BRIEF: Across the entries below, tally every line that holds the word "from". Give only the tally.

[App and web page records]

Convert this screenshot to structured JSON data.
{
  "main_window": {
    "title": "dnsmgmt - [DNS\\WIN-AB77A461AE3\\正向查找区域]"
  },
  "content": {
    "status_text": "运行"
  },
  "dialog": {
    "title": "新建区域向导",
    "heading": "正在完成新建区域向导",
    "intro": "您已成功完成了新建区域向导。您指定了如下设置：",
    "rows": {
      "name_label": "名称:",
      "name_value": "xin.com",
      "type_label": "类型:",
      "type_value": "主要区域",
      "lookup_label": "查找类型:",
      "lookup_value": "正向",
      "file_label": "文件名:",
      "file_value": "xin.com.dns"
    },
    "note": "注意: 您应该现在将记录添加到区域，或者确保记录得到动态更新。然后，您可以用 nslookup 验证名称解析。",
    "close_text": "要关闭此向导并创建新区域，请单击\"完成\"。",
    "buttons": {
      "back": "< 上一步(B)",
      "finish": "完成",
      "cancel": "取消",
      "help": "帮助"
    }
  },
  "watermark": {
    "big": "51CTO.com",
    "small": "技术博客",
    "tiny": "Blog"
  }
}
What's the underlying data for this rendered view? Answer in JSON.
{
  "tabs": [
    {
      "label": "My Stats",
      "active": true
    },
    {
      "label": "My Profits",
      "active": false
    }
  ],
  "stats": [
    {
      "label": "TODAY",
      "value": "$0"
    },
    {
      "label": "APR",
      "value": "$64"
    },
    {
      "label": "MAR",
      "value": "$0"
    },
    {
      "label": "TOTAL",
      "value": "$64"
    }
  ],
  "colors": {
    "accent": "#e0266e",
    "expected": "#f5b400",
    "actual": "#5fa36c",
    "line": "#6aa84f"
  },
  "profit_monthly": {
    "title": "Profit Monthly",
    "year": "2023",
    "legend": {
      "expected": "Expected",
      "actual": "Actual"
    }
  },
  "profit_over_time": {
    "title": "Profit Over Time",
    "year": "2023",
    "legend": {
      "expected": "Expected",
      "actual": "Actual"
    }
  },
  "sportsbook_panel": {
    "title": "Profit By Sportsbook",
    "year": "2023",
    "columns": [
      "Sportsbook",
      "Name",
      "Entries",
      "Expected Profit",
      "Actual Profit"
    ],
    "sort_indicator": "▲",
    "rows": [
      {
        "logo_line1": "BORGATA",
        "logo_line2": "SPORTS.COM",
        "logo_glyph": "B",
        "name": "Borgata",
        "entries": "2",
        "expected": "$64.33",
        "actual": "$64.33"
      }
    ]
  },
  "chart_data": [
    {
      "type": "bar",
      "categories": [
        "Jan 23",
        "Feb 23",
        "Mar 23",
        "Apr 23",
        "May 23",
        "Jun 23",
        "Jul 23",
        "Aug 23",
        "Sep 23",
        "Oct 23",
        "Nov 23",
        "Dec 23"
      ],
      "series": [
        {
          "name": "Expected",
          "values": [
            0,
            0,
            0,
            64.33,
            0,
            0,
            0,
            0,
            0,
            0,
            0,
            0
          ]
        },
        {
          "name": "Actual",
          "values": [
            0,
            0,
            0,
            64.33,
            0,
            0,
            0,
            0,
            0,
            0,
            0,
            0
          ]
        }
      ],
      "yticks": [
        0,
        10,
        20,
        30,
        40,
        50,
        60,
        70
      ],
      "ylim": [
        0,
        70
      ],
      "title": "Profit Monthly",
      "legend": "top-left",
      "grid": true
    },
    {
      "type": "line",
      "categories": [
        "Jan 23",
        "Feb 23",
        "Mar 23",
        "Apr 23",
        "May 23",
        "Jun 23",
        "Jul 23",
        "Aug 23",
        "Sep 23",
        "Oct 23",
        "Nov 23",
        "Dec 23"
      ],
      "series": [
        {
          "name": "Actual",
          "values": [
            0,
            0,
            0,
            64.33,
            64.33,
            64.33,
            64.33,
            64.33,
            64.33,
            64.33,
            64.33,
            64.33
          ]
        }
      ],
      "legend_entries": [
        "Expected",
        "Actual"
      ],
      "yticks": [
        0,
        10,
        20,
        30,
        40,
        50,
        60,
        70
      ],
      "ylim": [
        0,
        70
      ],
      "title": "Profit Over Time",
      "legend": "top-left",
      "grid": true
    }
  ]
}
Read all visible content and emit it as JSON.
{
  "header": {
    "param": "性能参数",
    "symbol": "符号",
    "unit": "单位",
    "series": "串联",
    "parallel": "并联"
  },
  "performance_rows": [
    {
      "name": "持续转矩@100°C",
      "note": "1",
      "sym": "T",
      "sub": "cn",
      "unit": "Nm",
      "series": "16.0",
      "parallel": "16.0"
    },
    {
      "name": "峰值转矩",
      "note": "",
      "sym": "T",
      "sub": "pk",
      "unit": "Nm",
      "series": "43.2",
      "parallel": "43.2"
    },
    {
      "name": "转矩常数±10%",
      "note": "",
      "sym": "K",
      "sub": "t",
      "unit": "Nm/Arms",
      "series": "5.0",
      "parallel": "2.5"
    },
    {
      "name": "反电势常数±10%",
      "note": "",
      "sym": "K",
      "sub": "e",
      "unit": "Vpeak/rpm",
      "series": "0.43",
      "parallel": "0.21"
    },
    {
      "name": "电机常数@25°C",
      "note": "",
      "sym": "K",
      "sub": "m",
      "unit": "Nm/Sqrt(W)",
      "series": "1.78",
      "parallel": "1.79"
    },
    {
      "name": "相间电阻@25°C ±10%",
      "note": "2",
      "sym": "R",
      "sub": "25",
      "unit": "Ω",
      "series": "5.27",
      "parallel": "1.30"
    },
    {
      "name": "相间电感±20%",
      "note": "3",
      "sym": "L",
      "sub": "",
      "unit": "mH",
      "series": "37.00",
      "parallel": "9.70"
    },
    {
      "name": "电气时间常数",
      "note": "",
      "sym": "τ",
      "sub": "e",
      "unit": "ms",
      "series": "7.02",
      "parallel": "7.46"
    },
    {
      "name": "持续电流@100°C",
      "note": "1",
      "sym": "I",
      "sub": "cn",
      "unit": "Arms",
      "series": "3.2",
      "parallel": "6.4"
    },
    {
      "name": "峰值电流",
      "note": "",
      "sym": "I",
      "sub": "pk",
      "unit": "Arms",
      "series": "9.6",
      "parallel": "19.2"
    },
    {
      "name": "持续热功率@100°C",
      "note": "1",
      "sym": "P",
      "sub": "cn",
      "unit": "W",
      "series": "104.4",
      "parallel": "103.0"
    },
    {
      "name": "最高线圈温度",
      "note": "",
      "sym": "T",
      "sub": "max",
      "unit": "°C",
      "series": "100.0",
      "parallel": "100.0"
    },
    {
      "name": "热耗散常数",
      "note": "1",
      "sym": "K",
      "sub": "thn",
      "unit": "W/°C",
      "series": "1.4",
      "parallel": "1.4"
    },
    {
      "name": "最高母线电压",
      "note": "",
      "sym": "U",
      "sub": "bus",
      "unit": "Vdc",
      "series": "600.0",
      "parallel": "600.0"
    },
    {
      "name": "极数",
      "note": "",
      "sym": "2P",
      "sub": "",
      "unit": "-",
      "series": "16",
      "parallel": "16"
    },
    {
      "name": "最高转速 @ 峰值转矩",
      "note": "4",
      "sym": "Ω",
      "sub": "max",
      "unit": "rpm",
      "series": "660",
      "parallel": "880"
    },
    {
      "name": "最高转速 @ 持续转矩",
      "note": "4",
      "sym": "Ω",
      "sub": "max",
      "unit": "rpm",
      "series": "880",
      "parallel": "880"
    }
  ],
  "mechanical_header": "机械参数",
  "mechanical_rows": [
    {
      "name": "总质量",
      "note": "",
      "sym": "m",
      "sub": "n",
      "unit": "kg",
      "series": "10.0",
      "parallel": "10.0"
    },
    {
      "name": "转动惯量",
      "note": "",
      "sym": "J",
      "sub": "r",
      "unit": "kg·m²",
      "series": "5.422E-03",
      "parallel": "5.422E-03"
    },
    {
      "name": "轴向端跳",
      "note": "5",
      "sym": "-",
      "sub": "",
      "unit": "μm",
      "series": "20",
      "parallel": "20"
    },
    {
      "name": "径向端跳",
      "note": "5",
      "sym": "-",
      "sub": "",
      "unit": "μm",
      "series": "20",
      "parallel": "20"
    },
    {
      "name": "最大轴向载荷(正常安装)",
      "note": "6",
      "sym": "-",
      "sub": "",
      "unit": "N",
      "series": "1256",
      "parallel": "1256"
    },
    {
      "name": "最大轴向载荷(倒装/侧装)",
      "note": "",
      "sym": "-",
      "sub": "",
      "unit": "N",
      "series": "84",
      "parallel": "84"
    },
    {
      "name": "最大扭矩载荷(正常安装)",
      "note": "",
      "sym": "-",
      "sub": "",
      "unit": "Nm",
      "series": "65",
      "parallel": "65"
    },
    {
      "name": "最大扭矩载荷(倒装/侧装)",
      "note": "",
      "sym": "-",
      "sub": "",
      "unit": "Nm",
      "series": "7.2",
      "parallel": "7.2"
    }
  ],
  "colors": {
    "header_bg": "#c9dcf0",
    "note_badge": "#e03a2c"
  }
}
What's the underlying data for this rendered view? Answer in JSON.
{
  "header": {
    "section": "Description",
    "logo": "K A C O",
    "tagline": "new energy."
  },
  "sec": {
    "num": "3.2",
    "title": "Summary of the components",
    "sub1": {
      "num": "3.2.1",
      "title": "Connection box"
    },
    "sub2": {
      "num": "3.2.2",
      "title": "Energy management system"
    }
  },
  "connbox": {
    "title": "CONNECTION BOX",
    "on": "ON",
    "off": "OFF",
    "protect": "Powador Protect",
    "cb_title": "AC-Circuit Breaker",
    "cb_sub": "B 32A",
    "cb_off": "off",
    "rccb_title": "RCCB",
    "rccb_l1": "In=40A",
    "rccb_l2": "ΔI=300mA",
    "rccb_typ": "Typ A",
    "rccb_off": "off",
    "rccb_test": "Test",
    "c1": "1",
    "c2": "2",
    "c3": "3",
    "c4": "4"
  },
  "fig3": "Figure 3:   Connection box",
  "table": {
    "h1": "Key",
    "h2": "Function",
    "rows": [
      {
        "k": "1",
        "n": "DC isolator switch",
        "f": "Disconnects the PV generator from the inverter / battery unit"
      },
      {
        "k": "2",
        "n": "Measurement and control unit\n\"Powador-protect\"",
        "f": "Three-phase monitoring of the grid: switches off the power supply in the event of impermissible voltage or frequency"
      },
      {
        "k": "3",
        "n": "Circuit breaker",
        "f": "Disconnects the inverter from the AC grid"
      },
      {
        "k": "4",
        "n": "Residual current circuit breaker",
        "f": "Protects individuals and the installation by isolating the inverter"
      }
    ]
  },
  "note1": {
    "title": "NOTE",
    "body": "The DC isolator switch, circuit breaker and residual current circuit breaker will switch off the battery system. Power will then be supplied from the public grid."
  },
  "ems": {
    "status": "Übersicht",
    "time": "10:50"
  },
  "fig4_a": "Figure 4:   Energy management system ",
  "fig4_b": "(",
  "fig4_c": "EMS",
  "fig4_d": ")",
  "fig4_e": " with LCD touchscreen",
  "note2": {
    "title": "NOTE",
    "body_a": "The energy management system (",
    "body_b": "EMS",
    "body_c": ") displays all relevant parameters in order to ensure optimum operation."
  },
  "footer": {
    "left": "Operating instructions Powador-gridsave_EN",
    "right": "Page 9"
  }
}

SOLVED EXERCISE: 3